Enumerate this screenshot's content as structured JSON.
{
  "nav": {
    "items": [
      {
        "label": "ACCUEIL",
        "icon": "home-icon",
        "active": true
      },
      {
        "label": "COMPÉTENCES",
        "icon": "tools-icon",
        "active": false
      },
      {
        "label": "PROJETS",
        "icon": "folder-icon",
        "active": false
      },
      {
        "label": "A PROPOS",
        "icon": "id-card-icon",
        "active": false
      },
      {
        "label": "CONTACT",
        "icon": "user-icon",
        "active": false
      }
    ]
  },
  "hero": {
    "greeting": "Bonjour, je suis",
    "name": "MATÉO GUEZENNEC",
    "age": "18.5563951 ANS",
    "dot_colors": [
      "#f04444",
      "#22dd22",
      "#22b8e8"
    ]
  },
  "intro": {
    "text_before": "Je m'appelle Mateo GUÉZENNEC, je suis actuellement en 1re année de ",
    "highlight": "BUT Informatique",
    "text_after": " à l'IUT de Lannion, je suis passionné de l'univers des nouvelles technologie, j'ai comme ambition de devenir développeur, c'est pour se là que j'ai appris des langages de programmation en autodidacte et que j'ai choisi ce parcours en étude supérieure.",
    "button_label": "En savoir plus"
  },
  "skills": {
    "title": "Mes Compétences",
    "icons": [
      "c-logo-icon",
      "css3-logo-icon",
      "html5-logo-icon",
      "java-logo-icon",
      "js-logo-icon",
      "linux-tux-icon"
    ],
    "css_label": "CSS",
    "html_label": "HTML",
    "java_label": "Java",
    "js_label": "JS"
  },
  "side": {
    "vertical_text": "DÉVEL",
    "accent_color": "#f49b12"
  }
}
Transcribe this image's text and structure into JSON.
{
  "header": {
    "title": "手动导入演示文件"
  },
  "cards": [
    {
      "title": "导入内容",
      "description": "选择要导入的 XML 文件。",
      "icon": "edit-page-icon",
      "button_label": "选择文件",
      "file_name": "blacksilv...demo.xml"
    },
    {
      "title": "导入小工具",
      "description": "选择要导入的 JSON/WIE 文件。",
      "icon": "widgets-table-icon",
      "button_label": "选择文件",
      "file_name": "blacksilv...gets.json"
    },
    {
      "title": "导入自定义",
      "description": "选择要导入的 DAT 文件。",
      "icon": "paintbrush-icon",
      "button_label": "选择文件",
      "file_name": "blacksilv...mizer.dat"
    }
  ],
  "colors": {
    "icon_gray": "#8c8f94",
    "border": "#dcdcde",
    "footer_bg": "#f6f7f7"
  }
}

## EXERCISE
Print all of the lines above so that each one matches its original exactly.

## ANSWER TO THE PROBLEM
Enumerate this screenshot's content as structured JSON.
{
  "nav": {
    "items": [
      {
        "label": "ACCUEIL",
        "icon": "home-icon",
        "active": true
      },
      {
        "label": "COMPÉTENCES",
        "icon": "tools-icon",
        "active": false
      },
      {
        "label": "PROJETS",
        "icon": "folder-icon",
        "active": false
      },
      {
        "label": "A PROPOS",
        "icon": "id-card-icon",
        "active": false
      },
      {
        "label": "CONTACT",
        "icon": "user-icon",
        "active": false
      }
    ]
  },
  "hero": {
    "greeting": "Bonjour, je suis",
    "name": "MATÉO GUEZENNEC",
    "age": "18.5563951 ANS",
    "dot_colors": [
      "#f04444",
      "#22dd22",
      "#22b8e8"
    ]
  },
  "intro": {
    "text_before": "Je m'appelle Mateo GUÉZENNEC, je suis actuellement en 1re année de ",
    "highlight": "BUT Informatique",
    "text_after": " à l'IUT de Lannion, je suis passionné de l'univers des nouvelles technologie, j'ai comme ambition de devenir développeur, c'est pour se là que j'ai appris des langages de programmation en autodidacte et que j'ai choisi ce parcours en étude supérieure.",
    "button_label": "En savoir plus"
  },
  "skills": {
    "title": "Mes Compétences",
    "icons": [
      "c-logo-icon",
      "css3-logo-icon",
      "html5-logo-icon",
      "java-logo-icon",
      "js-logo-icon",
      "linux-tux-icon"
    ],
    "css_label": "CSS",
    "html_label": "HTML",
    "java_label": "Java",
    "js_label": "JS"
  },
  "side": {
    "vertical_text": "DÉVEL",
    "accent_color": "#f49b12"
  }
}
Transcribe this image's text and structure into JSON.
{
  "header": {
    "title": "手动导入演示文件"
  },
  "cards": [
    {
      "title": "导入内容",
      "description": "选择要导入的 XML 文件。",
      "icon": "edit-page-icon",
      "button_label": "选择文件",
      "file_name": "blacksilv...demo.xml"
    },
    {
      "title": "导入小工具",
      "description": "选择要导入的 JSON/WIE 文件。",
      "icon": "widgets-table-icon",
      "button_label": "选择文件",
      "file_name": "blacksilv...gets.json"
    },
    {
      "title": "导入自定义",
      "description": "选择要导入的 DAT 文件。",
      "icon": "paintbrush-icon",
      "button_label": "选择文件",
      "file_name": "blacksilv...mizer.dat"
    }
  ],
  "colors": {
    "icon_gray": "#8c8f94",
    "border": "#dcdcde",
    "footer_bg": "#f6f7f7"
  }
}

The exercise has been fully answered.